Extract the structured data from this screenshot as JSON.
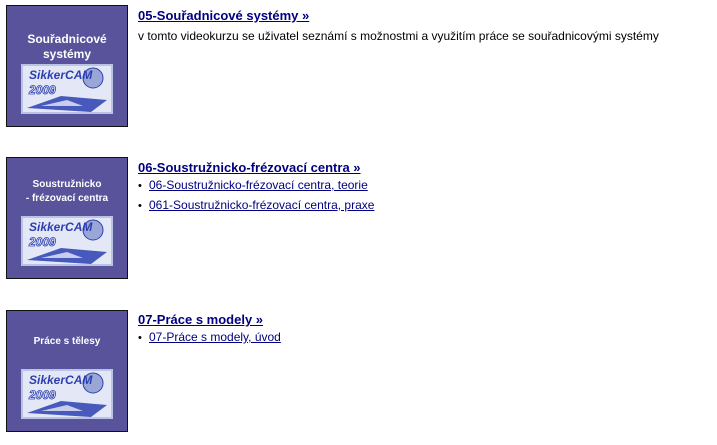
{
  "courses": [
    {
      "thumb_title": [
        "Souřadnicové",
        "systémy"
      ],
      "logo_text": "SikkerCAM",
      "logo_year": "2009",
      "title": "05-Souřadnicové systémy »",
      "description": "v tomto videokurzu se uživatel seznámí s možnostmi a využitím práce se souřadnicovými systémy",
      "lessons": []
    },
    {
      "thumb_title": [
        "Soustružnicko",
        "- frézovací centra"
      ],
      "logo_text": "SikkerCAM",
      "logo_year": "2009",
      "title": "06-Soustružnicko-frézovací centra »",
      "description": "",
      "lessons": [
        "06-Soustružnicko-frézovací centra, teorie",
        "061-Soustružnicko-frézovací centra, praxe"
      ]
    },
    {
      "thumb_title": [
        "Práce s tělesy"
      ],
      "logo_text": "SikkerCAM",
      "logo_year": "2009",
      "title": "07-Práce s modely »",
      "description": "",
      "lessons": [
        "07-Práce s modely, úvod"
      ]
    }
  ],
  "colors": {
    "thumb_background": "#58539a",
    "link": "#000080",
    "logo_blue": "#2c3fb0"
  }
}
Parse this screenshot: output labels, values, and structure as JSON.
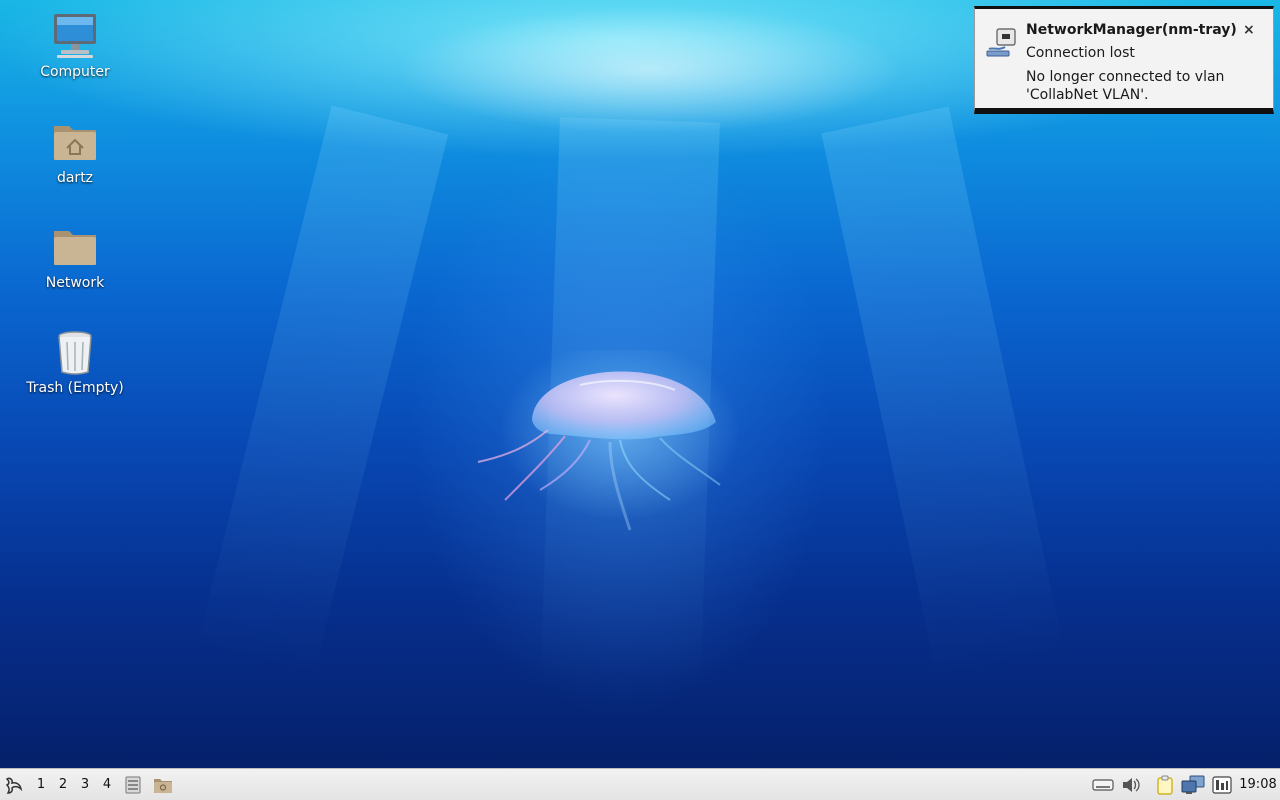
{
  "desktop": {
    "icons": [
      {
        "label": "Computer",
        "icon": "computer-icon"
      },
      {
        "label": "dartz",
        "icon": "home-folder-icon"
      },
      {
        "label": "Network",
        "icon": "folder-icon"
      },
      {
        "label": "Trash (Empty)",
        "icon": "trash-icon"
      }
    ]
  },
  "notification": {
    "app": "NetworkManager(nm-tray)",
    "summary": "Connection lost",
    "body": "No longer connected to vlan 'CollabNet VLAN'.",
    "close": "×",
    "icon": "network-wired-icon"
  },
  "taskbar": {
    "menu_icon": "start-menu-icon",
    "workspaces": [
      "1",
      "2",
      "3",
      "4"
    ],
    "launchers": [
      "file-manager-launcher-icon",
      "folder-launcher-icon"
    ],
    "tray": [
      "keyboard-icon",
      "volume-icon",
      "clipboard-icon",
      "network-tray-icon",
      "cpu-monitor-icon"
    ],
    "clock": "19:08"
  },
  "colors": {
    "sky_top": "#19b7e6",
    "deep": "#05206a",
    "folder": "#c9b493",
    "taskbar": "#ebebeb"
  }
}
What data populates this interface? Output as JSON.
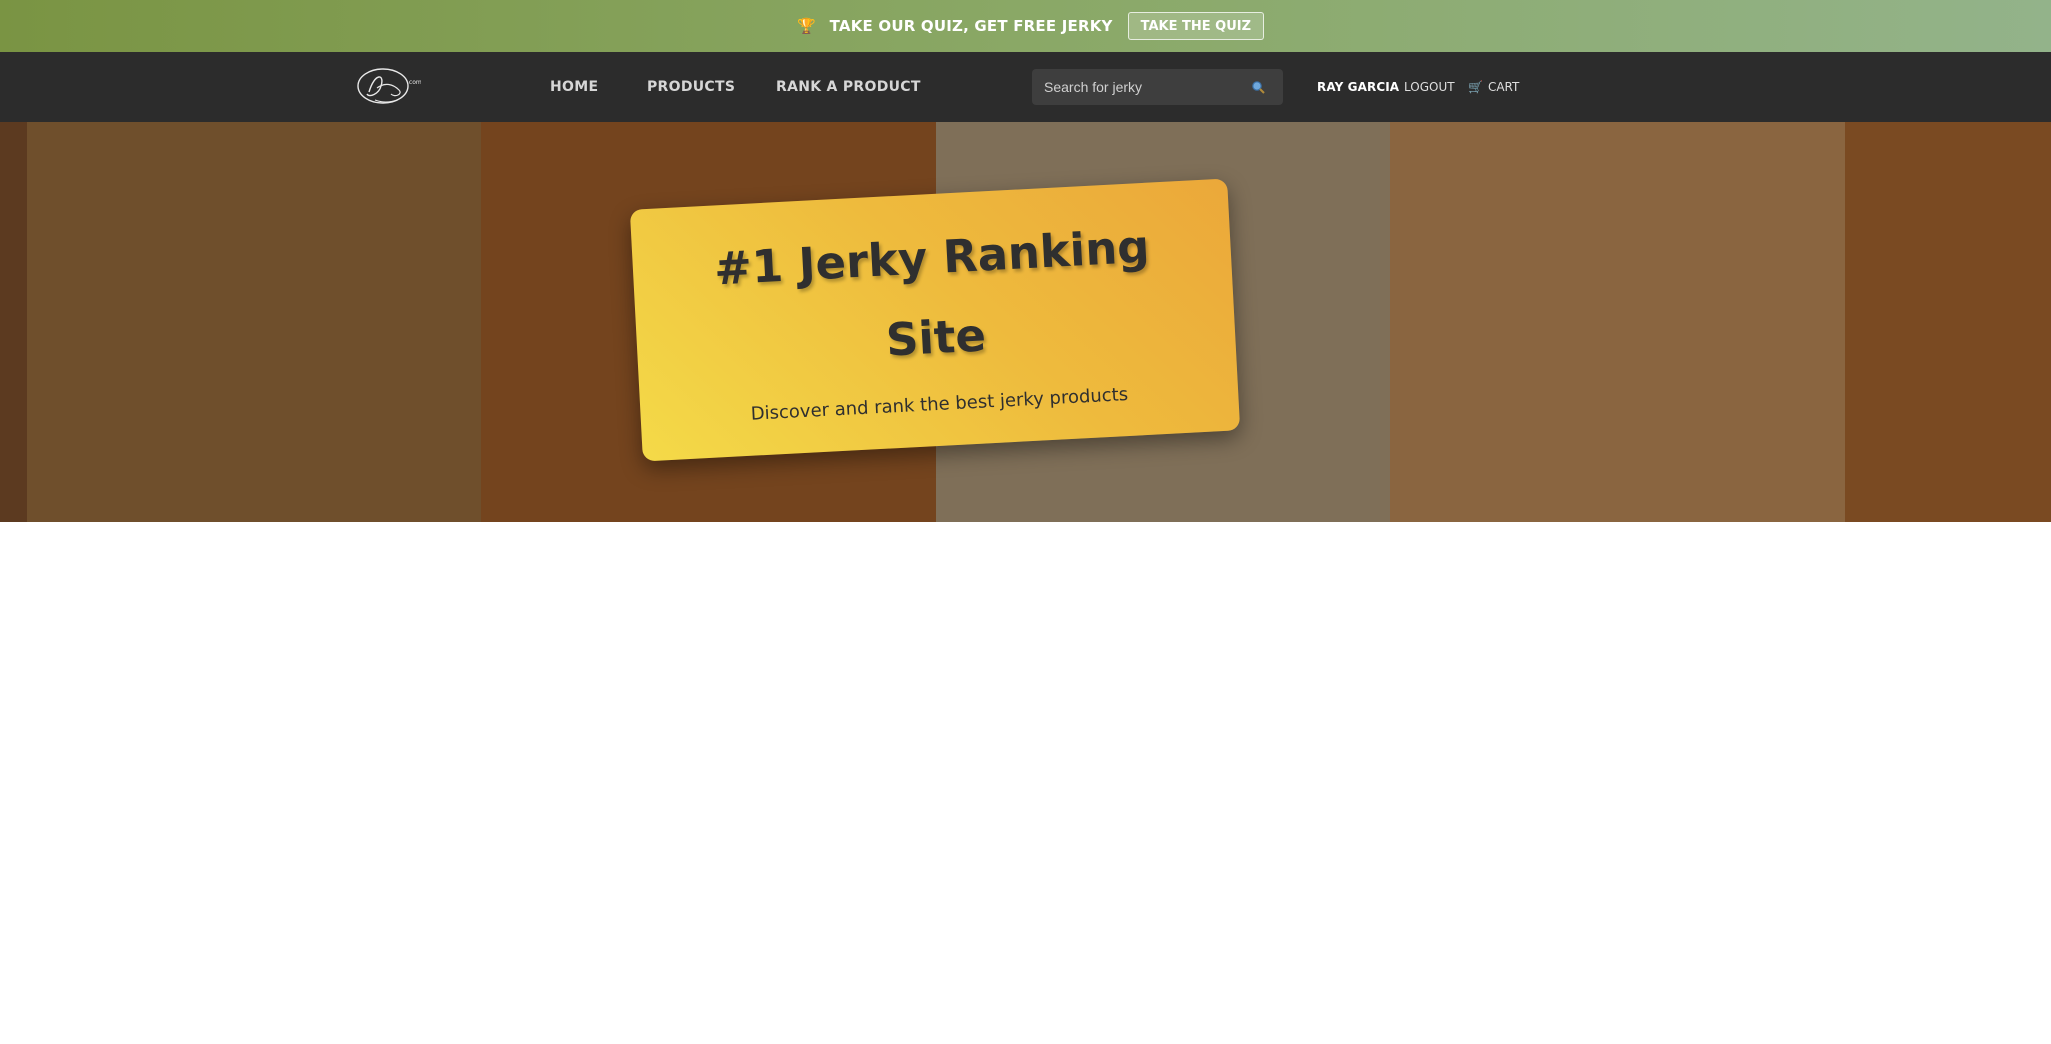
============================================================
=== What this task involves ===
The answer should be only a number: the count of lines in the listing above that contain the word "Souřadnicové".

=== Exercise solution ===
2